NEW YORK CITY- With quarantines on the rise and the markets going haywire, no-one really knows when the Coronavirus pandemic will all end. This uncertainty has led to a certain amount of risk across the board for companies of all types who are leaning on operational data to identify Coronavirus vulnerabilities in their building portfolios, Ailon Velger, chief product officer at property technology company Okapi, who is working with building landlords to scan for operational risk to do with the virus, tells

Okapi’s “coronavirus risk” indicator pinpoints to landlords specific tenants whose business operations may be particularly vulnerable to the virus known as COVID-19. “This is essentially a new risk factor that we’ve added to Okapi’s artificial intelligence platform, which is designed to highlight potential financial risk as it pertains to building operations and tenant satisfaction,” Velger said.

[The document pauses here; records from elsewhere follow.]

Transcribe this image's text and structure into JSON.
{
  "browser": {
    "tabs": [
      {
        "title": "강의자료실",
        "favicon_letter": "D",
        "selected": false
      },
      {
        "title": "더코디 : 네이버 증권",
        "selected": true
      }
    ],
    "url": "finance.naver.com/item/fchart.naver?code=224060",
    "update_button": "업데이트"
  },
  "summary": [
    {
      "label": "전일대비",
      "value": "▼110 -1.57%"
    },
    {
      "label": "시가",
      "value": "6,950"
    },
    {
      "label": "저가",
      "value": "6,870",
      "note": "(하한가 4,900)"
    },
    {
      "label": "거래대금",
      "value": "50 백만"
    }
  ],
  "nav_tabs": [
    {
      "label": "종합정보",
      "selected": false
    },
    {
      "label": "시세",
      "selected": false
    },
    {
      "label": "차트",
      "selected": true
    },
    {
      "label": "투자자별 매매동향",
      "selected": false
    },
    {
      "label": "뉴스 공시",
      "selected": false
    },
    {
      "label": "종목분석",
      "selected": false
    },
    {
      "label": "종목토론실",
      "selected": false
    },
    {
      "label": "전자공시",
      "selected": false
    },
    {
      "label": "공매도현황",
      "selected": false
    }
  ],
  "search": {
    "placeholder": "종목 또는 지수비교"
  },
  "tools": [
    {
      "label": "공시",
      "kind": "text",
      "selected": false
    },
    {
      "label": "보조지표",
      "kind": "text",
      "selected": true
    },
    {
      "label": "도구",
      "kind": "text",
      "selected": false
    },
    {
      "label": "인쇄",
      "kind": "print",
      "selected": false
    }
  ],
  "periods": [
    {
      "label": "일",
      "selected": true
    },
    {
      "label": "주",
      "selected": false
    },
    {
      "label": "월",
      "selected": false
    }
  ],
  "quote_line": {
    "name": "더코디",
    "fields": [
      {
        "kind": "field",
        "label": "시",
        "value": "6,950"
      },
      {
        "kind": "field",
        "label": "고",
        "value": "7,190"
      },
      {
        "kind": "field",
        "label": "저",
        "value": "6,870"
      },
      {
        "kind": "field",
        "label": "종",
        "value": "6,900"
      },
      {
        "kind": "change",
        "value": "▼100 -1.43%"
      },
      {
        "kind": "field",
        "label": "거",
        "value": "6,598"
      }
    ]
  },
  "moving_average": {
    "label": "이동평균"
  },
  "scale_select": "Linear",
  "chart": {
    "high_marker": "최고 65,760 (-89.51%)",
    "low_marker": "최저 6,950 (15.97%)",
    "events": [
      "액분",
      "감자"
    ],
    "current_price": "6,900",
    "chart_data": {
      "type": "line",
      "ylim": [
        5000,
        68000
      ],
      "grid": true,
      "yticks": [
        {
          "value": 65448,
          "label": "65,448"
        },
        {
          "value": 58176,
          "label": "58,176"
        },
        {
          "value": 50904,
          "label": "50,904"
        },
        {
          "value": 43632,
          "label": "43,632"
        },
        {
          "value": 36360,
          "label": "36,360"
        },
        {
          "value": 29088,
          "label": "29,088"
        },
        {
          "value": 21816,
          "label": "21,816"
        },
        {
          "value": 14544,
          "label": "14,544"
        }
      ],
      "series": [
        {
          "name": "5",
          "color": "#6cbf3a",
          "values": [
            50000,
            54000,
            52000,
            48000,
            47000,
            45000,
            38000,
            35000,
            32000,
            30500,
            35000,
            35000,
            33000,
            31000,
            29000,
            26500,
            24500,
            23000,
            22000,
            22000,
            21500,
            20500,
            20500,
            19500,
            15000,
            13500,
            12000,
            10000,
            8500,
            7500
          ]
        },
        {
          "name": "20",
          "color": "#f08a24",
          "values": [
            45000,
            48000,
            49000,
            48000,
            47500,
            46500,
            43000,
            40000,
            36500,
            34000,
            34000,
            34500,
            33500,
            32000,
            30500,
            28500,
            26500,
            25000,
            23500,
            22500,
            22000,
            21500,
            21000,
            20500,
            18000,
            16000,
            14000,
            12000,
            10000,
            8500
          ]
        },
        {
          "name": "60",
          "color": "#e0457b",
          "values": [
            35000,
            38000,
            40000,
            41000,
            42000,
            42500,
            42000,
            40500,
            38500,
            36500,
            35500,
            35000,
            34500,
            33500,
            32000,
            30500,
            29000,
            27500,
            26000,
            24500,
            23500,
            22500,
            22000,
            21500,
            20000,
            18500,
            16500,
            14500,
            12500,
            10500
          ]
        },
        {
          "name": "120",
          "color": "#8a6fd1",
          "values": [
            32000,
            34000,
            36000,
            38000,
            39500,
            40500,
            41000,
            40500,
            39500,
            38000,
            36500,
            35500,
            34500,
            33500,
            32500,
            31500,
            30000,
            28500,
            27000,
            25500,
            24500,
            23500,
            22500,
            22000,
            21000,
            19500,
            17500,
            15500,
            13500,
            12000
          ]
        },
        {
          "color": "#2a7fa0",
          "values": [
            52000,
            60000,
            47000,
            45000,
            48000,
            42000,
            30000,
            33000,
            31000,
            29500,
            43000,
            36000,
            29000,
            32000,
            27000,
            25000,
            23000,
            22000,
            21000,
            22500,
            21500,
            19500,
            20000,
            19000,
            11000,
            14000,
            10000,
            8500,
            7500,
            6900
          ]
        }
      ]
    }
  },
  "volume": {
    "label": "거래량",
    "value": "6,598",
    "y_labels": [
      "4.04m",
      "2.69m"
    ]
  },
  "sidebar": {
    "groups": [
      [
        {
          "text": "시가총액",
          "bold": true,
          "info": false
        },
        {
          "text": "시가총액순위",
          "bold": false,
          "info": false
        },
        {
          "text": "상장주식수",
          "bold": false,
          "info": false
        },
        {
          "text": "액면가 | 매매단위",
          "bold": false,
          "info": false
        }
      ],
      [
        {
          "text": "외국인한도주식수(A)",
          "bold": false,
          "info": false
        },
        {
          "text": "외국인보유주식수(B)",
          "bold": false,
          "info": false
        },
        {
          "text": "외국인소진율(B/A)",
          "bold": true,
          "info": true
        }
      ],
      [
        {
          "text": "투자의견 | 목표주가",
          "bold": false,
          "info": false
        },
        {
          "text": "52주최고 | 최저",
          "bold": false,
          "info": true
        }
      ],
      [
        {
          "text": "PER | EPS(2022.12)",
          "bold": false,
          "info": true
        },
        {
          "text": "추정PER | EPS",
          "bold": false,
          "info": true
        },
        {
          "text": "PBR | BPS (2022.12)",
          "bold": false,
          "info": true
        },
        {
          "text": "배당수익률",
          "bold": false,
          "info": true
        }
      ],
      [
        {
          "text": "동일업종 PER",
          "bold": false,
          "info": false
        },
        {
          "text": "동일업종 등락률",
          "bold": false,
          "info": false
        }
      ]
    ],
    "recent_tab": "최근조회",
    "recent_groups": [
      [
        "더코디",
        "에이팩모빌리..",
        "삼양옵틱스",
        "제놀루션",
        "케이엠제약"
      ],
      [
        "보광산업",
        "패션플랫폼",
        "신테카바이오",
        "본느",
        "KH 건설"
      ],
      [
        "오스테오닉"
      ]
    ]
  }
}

There are a number of relevant factors in identifying how a tenant’s business and thereby, their lease obligations, may be affected by the spread of COVID-19, many of which relate to location. Firms with satellite offices in areas that have been acutely affected by the outbreak are more likely to be at risk. Similarly, if a sizable portion of the company’s sales are in an affected area — or they have a manufacturing center in one such area — those factors can present challenges to revenues or production, which can have ripple effects across the entire company. There are also risks associated with companies whose investors or shareholders are highly connected to the affected markets. Finally, the specifics of the product or services are very relevant: Firms with ties to the travel industry will be much more vulnerable than those in most other industries, according to Velger. 

Small landlords with a handful of tenants might already know the details of their tenants’ business operations. But for large property owners with dozens of buildings and many hundreds of tenants, it can be to identify risk, in which a tool to scan pertinent information can help pinpoint where to apply resources.

“Thus far, we’ve identified a number of tenants with coronavirus risk due to a range of factors. In one case, a tenant’s parent company had significant revenues and a sizable workforce in affected areas; in another, a large shareholder of the tenant had a major pending transaction that was now in potential jeopardy because of the other deal party’s location,” Velger said.

Depending on the individual lease agreement, tenants who are adversely affected by forces of nature, such as pandemics, may be able to terminate their lease. “In light of this, when our platform identifies instances of significant coronavirus risk, landlords are notified to check their lease agreements,” Velger said.